Guardian Australia approached Agnes Pawiong to ask her questions about the contract, the bidding process and whether she considered it a conflict of interest for Caring Ltd to have been awarded the contract given its role as a government. She did not respond to Guardian questions, but Caring Ltd’s other director and shareholder, Henrica Pawiong, sent a response to Guardian Australia’s detailed questions.

The statement did not address whether the contract was a conflict of interest, but said Caring Ltd was “a regular catering service provided to NCDPHA prior to 2020. They approached us to provide meals to their volunteers, short-term contracts and general staff. since April 2020 ”.

Invoices seen by the Guardian indicate that payments made to Caring Ltd were for “Cater Serv to Rita Flyn,” but Henrica Pawiong said the contract was not only to provide meals to Covid patients treated at the Rita Flynn center, but a minor contract for general care catering services for the… NCD PHA which also included catering for volunteers, contract research and monitoring teams, the national control center for the local PHA, the communication team of risks and other catered meetings and training sessions.

“Most of the volunteers and short-term contracts were never paid and this is how NCDPHA forced us to provide meals on a daily basis,” Henrica Pawiong wrote in a statement.

“As a company, we would have aborted along the way because the payment was too slow and we were not paid on a monthly basis as stipulated in the contract. However, for humanitarian reasons, we [stuck] to honor our contractual obligations and we finally paid our unpaid invoices in December 2020. However, this has become a center of allegations, instead of appreciation. “

The Rita Flynn sports center in Port Moresby was transformed into a Covid isolation center in early 2020, after PNG recorded its first confirmed case. It was closed again in December 2020 due to the low number of cases in the country, but reopened in 2021 due to the recent outbreak.

Papua New Guinea is scrambling to cope with escalating Covid-19 cases, which have skyrocketed over the past month, with more than 5,000 confirmed cases and 45 deaths as of March 26. PNG has requested international assistance to obtain personal protective equipment, vaccines and facilities to treat the cases.

Doctors have reported how they are struggling to cope with the outbreak, with staff quitting their jobs due to unpaid salaries, and services stretched to breaking point as more staff test positive and are forced to isolate themselves.

Paul Barker, executive director of the Institute of National Affairs, urged the auditor general and the new Independent Anti-Corruption Commission to investigate the situation.

“This is a time when a lot of people in the public are very worried about this virus. It is a time when health workers are exhausting themselves and risking their lives to protect the community at large.

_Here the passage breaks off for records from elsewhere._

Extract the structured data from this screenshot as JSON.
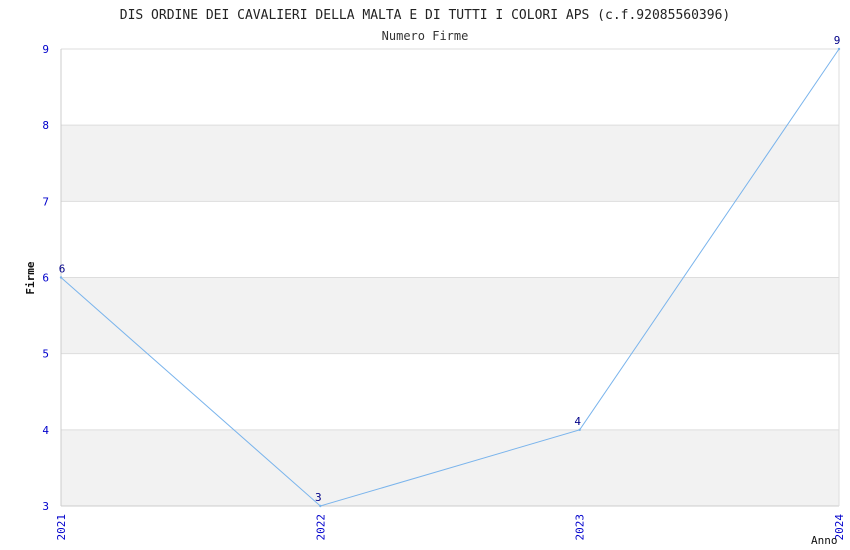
{
  "chart_data": {
    "type": "line",
    "title": "DIS ORDINE DEI CAVALIERI DELLA MALTA E DI TUTTI I COLORI APS (c.f.92085560396)",
    "subtitle": "Numero Firme",
    "xlabel": "Anno",
    "ylabel": "Firme",
    "categories": [
      "2021",
      "2022",
      "2023",
      "2024"
    ],
    "values": [
      6,
      3,
      4,
      9
    ],
    "ylim": [
      3,
      9
    ],
    "yticks": [
      "3",
      "4",
      "5",
      "6",
      "7",
      "8",
      "9"
    ],
    "grid": true,
    "colors": {
      "line": "#7ab4ec",
      "tick_text": "#0000cc",
      "band": "#f2f2f2",
      "grid": "#dddddd",
      "title": "#222222",
      "axis_label": "#111111"
    }
  }
}
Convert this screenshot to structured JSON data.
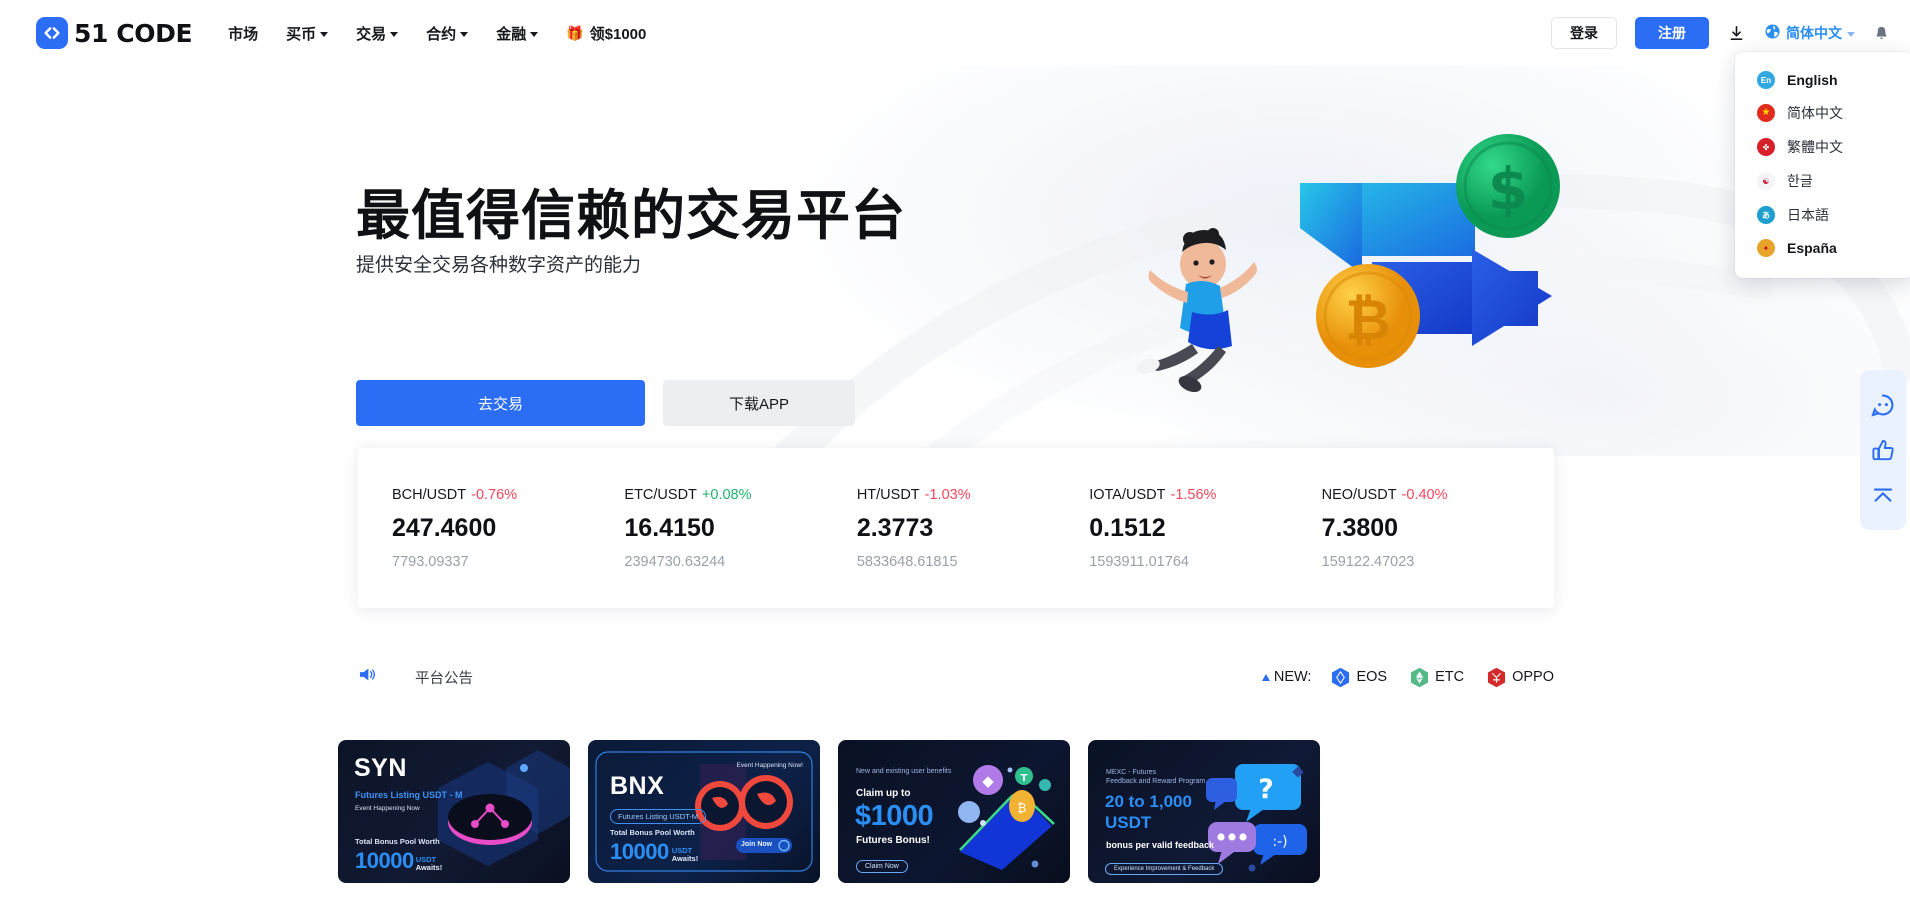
{
  "brand": {
    "name": "51 CODE",
    "logo_icon": "code-brackets-icon",
    "accent": "#2b6df5"
  },
  "nav": {
    "items": [
      {
        "label": "市场",
        "caret": false
      },
      {
        "label": "买币",
        "caret": true
      },
      {
        "label": "交易",
        "caret": true
      },
      {
        "label": "合约",
        "caret": true
      },
      {
        "label": "金融",
        "caret": true
      }
    ],
    "promo": {
      "icon": "gift-icon",
      "glyph": "🎁",
      "label": "领$1000"
    }
  },
  "header_right": {
    "login_label": "登录",
    "register_label": "注册",
    "download_icon": "download-icon",
    "language_label": "简体中文",
    "globe_icon": "globe-icon",
    "bell_icon": "bell-icon"
  },
  "language_menu": {
    "items": [
      {
        "label": "English",
        "flag": "flag-en",
        "glyph": "En",
        "bold": true
      },
      {
        "label": "简体中文",
        "flag": "flag-cn",
        "glyph": "★",
        "bold": false
      },
      {
        "label": "繁體中文",
        "flag": "flag-hk",
        "glyph": "✤",
        "bold": false
      },
      {
        "label": "한글",
        "flag": "flag-kr",
        "glyph": "☯",
        "bold": false
      },
      {
        "label": "日本語",
        "flag": "flag-jp",
        "glyph": "あ",
        "bold": false
      },
      {
        "label": "España",
        "flag": "flag-es",
        "glyph": "✦",
        "bold": true
      }
    ]
  },
  "hero": {
    "title": "最值得信赖的交易平台",
    "subtitle": "提供安全交易各种数字资产的能力",
    "cta_primary": "去交易",
    "cta_secondary": "下载APP",
    "illustration": "crypto-exchange-illustration"
  },
  "tickers": [
    {
      "pair": "BCH/USDT",
      "change": "-0.76%",
      "direction": "down",
      "price": "247.4600",
      "volume": "7793.09337"
    },
    {
      "pair": "ETC/USDT",
      "change": "+0.08%",
      "direction": "up",
      "price": "16.4150",
      "volume": "2394730.63244"
    },
    {
      "pair": "HT/USDT",
      "change": "-1.03%",
      "direction": "down",
      "price": "2.3773",
      "volume": "5833648.61815"
    },
    {
      "pair": "IOTA/USDT",
      "change": "-1.56%",
      "direction": "down",
      "price": "0.1512",
      "volume": "1593911.01764"
    },
    {
      "pair": "NEO/USDT",
      "change": "-0.40%",
      "direction": "down",
      "price": "7.3800",
      "volume": "159122.47023"
    }
  ],
  "announcement": {
    "icon": "megaphone-icon",
    "label": "平台公告",
    "new_label": "NEW:",
    "coins": [
      {
        "symbol": "EOS",
        "color": "#2b6df5"
      },
      {
        "symbol": "ETC",
        "color": "#53b987"
      },
      {
        "symbol": "OPPO",
        "color": "#d32b2b"
      }
    ]
  },
  "banners": [
    {
      "id": "syn",
      "title": "SYN",
      "subtitle": "Futures Listing USDT - M",
      "note": "Event Happening Now",
      "bonus_label": "Total Bonus Pool Worth",
      "amount": "10000",
      "unit_top": "USDT",
      "unit_bottom": "Awaits!"
    },
    {
      "id": "bnx",
      "title": "BNX",
      "subtitle": "Futures Listing USDT-M",
      "note": "Event Happening Now!",
      "bonus_label": "Total Bonus Pool Worth",
      "amount": "10000",
      "unit_top": "USDT",
      "unit_bottom": "Awaits!",
      "cta": "Join Now"
    },
    {
      "id": "bonus1000",
      "eyebrow": "New and existing user benefits",
      "claim_label": "Claim up to",
      "amount": "$1000",
      "note": "Futures Bonus!",
      "cta": "Claim Now"
    },
    {
      "id": "feedback",
      "eyebrow": "MEXC - Futures\nFeedback and Reward Program",
      "amount_line1": "20 to 1,000",
      "amount_line2": "USDT",
      "note": "bonus per valid feedback",
      "cta": "Experience Improvement & Feedback"
    }
  ],
  "side_widget": {
    "items": [
      {
        "icon": "chat-support-icon"
      },
      {
        "icon": "thumbs-up-icon"
      },
      {
        "icon": "scroll-to-top-icon"
      }
    ]
  }
}
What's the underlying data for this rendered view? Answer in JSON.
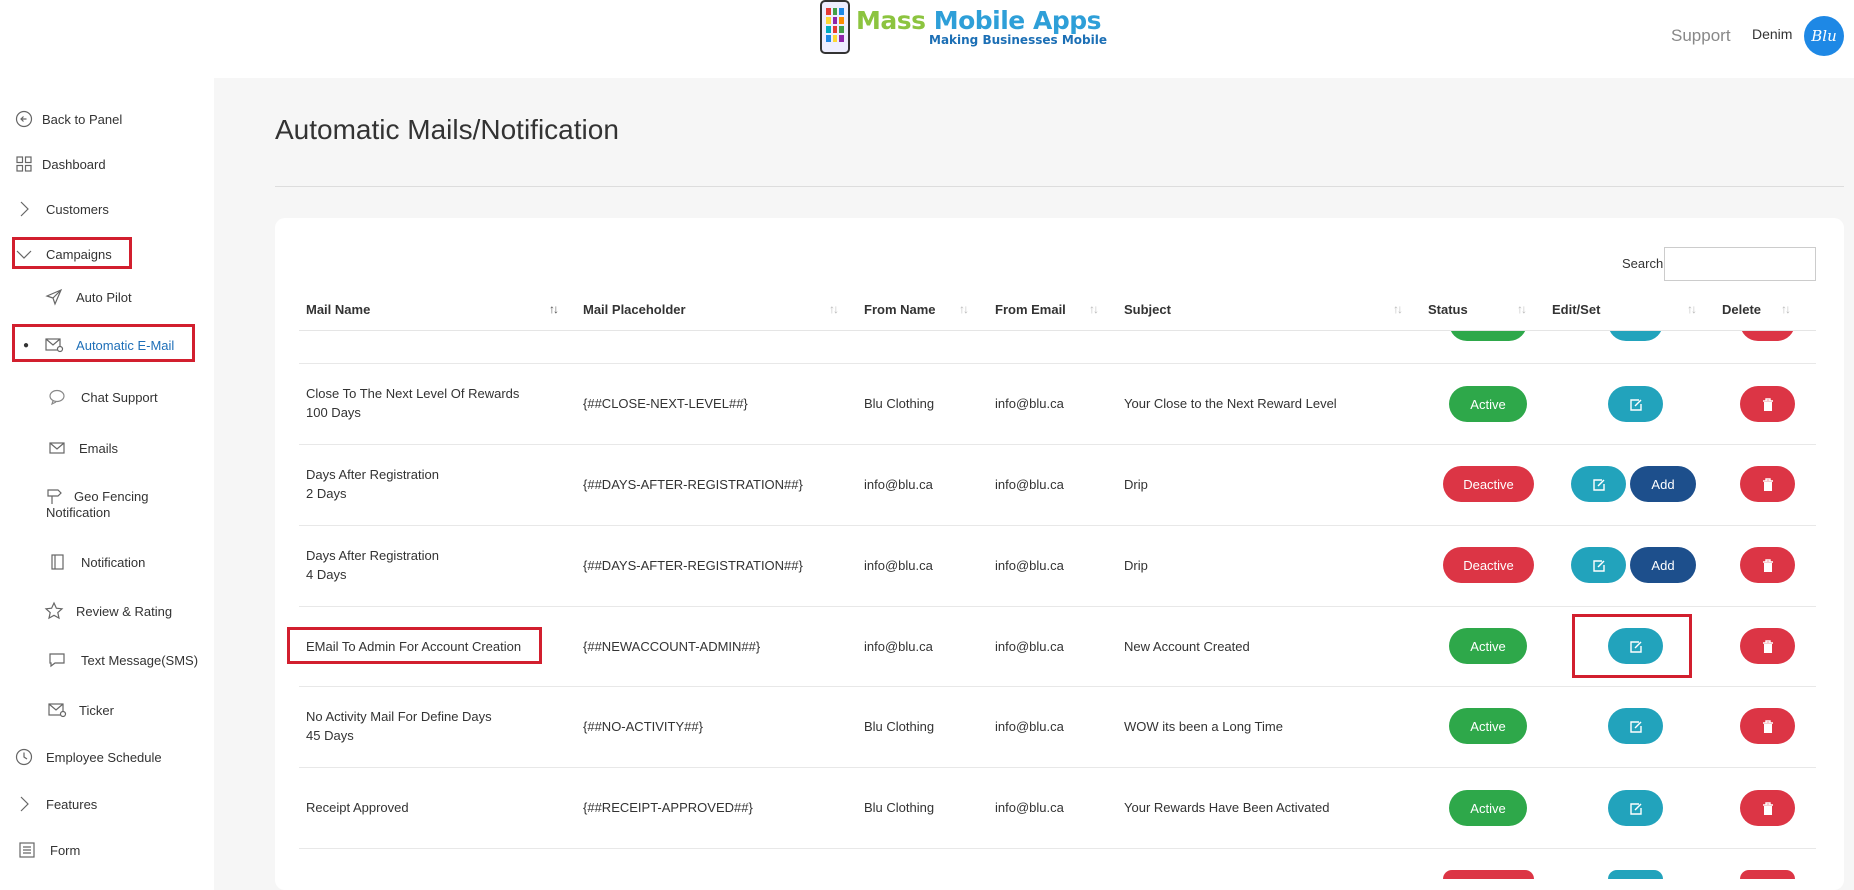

“It is essential that public funds, including those provided by development partners, are used scrupulously to fight the virus, and promptly monitored and accounted for. The Auditor General must use his powers for a quick spot audit.


Comments are closed.